DATA FOR PROCESSING Start Marker
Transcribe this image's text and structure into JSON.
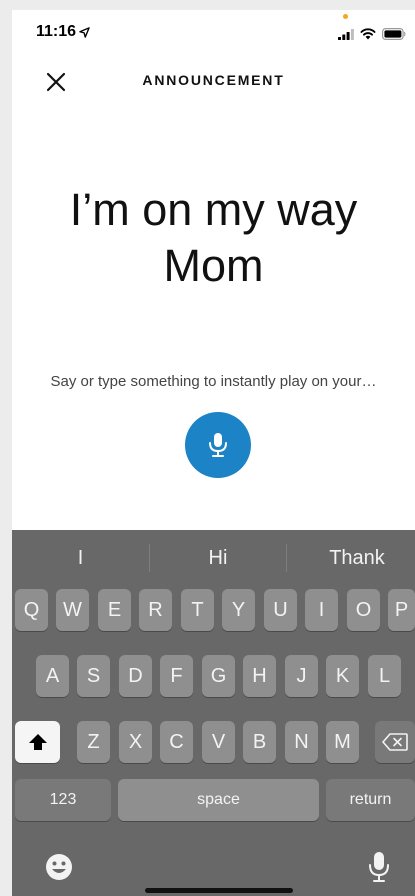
{
  "status_bar": {
    "time": "11:16"
  },
  "header": {
    "title": "ANNOUNCEMENT"
  },
  "message": {
    "line1": "I’m on my way",
    "line2": "Mom"
  },
  "hint": "Say or type something to instantly play on your…",
  "keyboard": {
    "suggestions": [
      "I",
      "Hi",
      "Thank"
    ],
    "row1": [
      "Q",
      "W",
      "E",
      "R",
      "T",
      "Y",
      "U",
      "I",
      "O",
      "P"
    ],
    "row2": [
      "A",
      "S",
      "D",
      "F",
      "G",
      "H",
      "J",
      "K",
      "L"
    ],
    "row3": [
      "Z",
      "X",
      "C",
      "V",
      "B",
      "N",
      "M"
    ],
    "numbers_key": "123",
    "space_key": "space",
    "return_key": "return"
  },
  "icons": [
    "close-icon",
    "location-arrow-icon",
    "signal-icon",
    "wifi-icon",
    "battery-icon",
    "microphone-icon",
    "shift-icon",
    "backspace-icon",
    "emoji-icon",
    "dictation-icon"
  ],
  "colors": {
    "accent": "#1c83c6",
    "keyboard_bg": "#686868",
    "key_bg": "#8f8f8f"
  }
}
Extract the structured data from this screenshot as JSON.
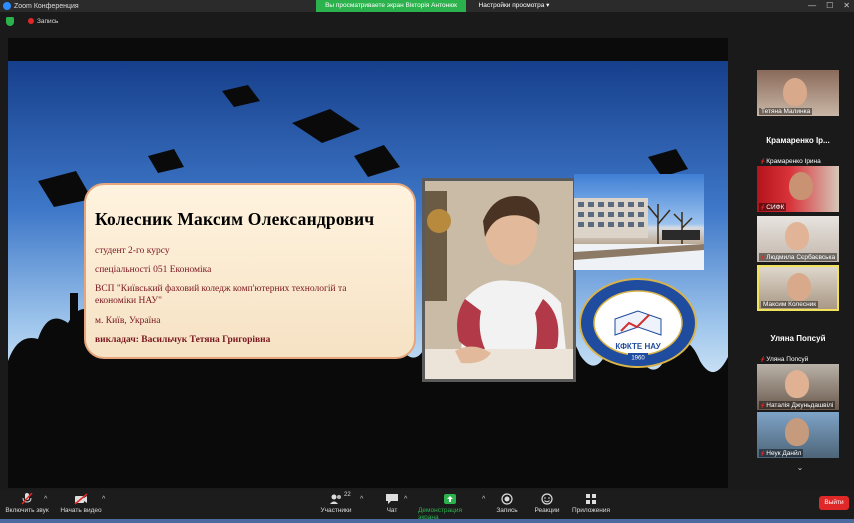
{
  "window": {
    "title": "Zoom Конференция"
  },
  "banner": {
    "viewing_text": "Вы просматриваете экран Вікторія Антонюк",
    "view_options": "Настройки просмотра"
  },
  "infobar": {
    "recording_label": "Запись"
  },
  "slide": {
    "name": "Колесник Максим Олександрович",
    "lines": [
      "студент 2-го курсу",
      "спеціальності 051 Економіка",
      "ВСП \"Київський фаховий коледж комп'ютерних технологій та",
      "економіки НАУ\"",
      "м. Київ, Україна",
      "викладач: Васильчук Тетяна Григорівна"
    ],
    "logo_text": "КФКТЕ НАУ",
    "logo_year": "1960"
  },
  "participants": {
    "tiles": [
      {
        "label": "Тетяна Малинка",
        "type": "video",
        "muted": false
      },
      {
        "center_name": "Крамаренко Ір...",
        "label": "Крамаренко Ірина",
        "type": "name",
        "muted": true
      },
      {
        "label": "СИФК",
        "type": "video",
        "muted": true
      },
      {
        "label": "Людмила Сєрбаєвська",
        "type": "video",
        "muted": true
      },
      {
        "label": "Максим Колесник",
        "type": "video",
        "muted": false
      },
      {
        "center_name": "Уляна Попсуй",
        "label": "Уляна Попсуй",
        "type": "name",
        "muted": true
      },
      {
        "label": "Наталія Джуньдашвілі",
        "type": "video",
        "muted": true
      },
      {
        "label": "Неук Данйл",
        "type": "video",
        "muted": true
      }
    ]
  },
  "toolbar": {
    "unmute": "Включить звук",
    "start_video": "Начать видео",
    "participants": "Участники",
    "participants_count": "22",
    "chat": "Чат",
    "share_screen": "Демонстрация экрана",
    "record": "Запись",
    "reactions": "Реакции",
    "apps": "Приложения",
    "end": "Выйти"
  },
  "colors": {
    "accent_green": "#2bb24c",
    "end_red": "#e02828",
    "card_text": "#7a1620"
  }
}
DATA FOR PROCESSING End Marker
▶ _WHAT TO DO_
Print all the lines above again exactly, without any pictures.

▶ _EXERCISE RESULT_
Transcribe this image's text and structure into JSON.
{
  "status_bar": {
    "time": "11:16"
  },
  "header": {
    "title": "ANNOUNCEMENT"
  },
  "message": {
    "line1": "I’m on my way",
    "line2": "Mom"
  },
  "hint": "Say or type something to instantly play on your…",
  "keyboard": {
    "suggestions": [
      "I",
      "Hi",
      "Thank"
    ],
    "row1": [
      "Q",
      "W",
      "E",
      "R",
      "T",
      "Y",
      "U",
      "I",
      "O",
      "P"
    ],
    "row2": [
      "A",
      "S",
      "D",
      "F",
      "G",
      "H",
      "J",
      "K",
      "L"
    ],
    "row3": [
      "Z",
      "X",
      "C",
      "V",
      "B",
      "N",
      "M"
    ],
    "numbers_key": "123",
    "space_key": "space",
    "return_key": "return"
  },
  "icons": [
    "close-icon",
    "location-arrow-icon",
    "signal-icon",
    "wifi-icon",
    "battery-icon",
    "microphone-icon",
    "shift-icon",
    "backspace-icon",
    "emoji-icon",
    "dictation-icon"
  ],
  "colors": {
    "accent": "#1c83c6",
    "keyboard_bg": "#686868",
    "key_bg": "#8f8f8f"
  }
}
Extract the structured data from this screenshot as JSON.
{
  "window": {
    "title": "Zoom Конференция"
  },
  "banner": {
    "viewing_text": "Вы просматриваете экран Вікторія Антонюк",
    "view_options": "Настройки просмотра"
  },
  "infobar": {
    "recording_label": "Запись"
  },
  "slide": {
    "name": "Колесник Максим Олександрович",
    "lines": [
      "студент 2-го курсу",
      "спеціальності 051 Економіка",
      "ВСП \"Київський фаховий коледж комп'ютерних технологій та",
      "економіки НАУ\"",
      "м. Київ, Україна",
      "викладач: Васильчук Тетяна Григорівна"
    ],
    "logo_text": "КФКТЕ НАУ",
    "logo_year": "1960"
  },
  "participants": {
    "tiles": [
      {
        "label": "Тетяна Малинка",
        "type": "video",
        "muted": false
      },
      {
        "center_name": "Крамаренко Ір...",
        "label": "Крамаренко Ірина",
        "type": "name",
        "muted": true
      },
      {
        "label": "СИФК",
        "type": "video",
        "muted": true
      },
      {
        "label": "Людмила Сєрбаєвська",
        "type": "video",
        "muted": true
      },
      {
        "label": "Максим Колесник",
        "type": "video",
        "muted": false
      },
      {
        "center_name": "Уляна Попсуй",
        "label": "Уляна Попсуй",
        "type": "name",
        "muted": true
      },
      {
        "label": "Наталія Джуньдашвілі",
        "type": "video",
        "muted": true
      },
      {
        "label": "Неук Данйл",
        "type": "video",
        "muted": true
      }
    ]
  },
  "toolbar": {
    "unmute": "Включить звук",
    "start_video": "Начать видео",
    "participants": "Участники",
    "participants_count": "22",
    "chat": "Чат",
    "share_screen": "Демонстрация экрана",
    "record": "Запись",
    "reactions": "Реакции",
    "apps": "Приложения",
    "end": "Выйти"
  },
  "colors": {
    "accent_green": "#2bb24c",
    "end_red": "#e02828",
    "card_text": "#7a1620"
  }
}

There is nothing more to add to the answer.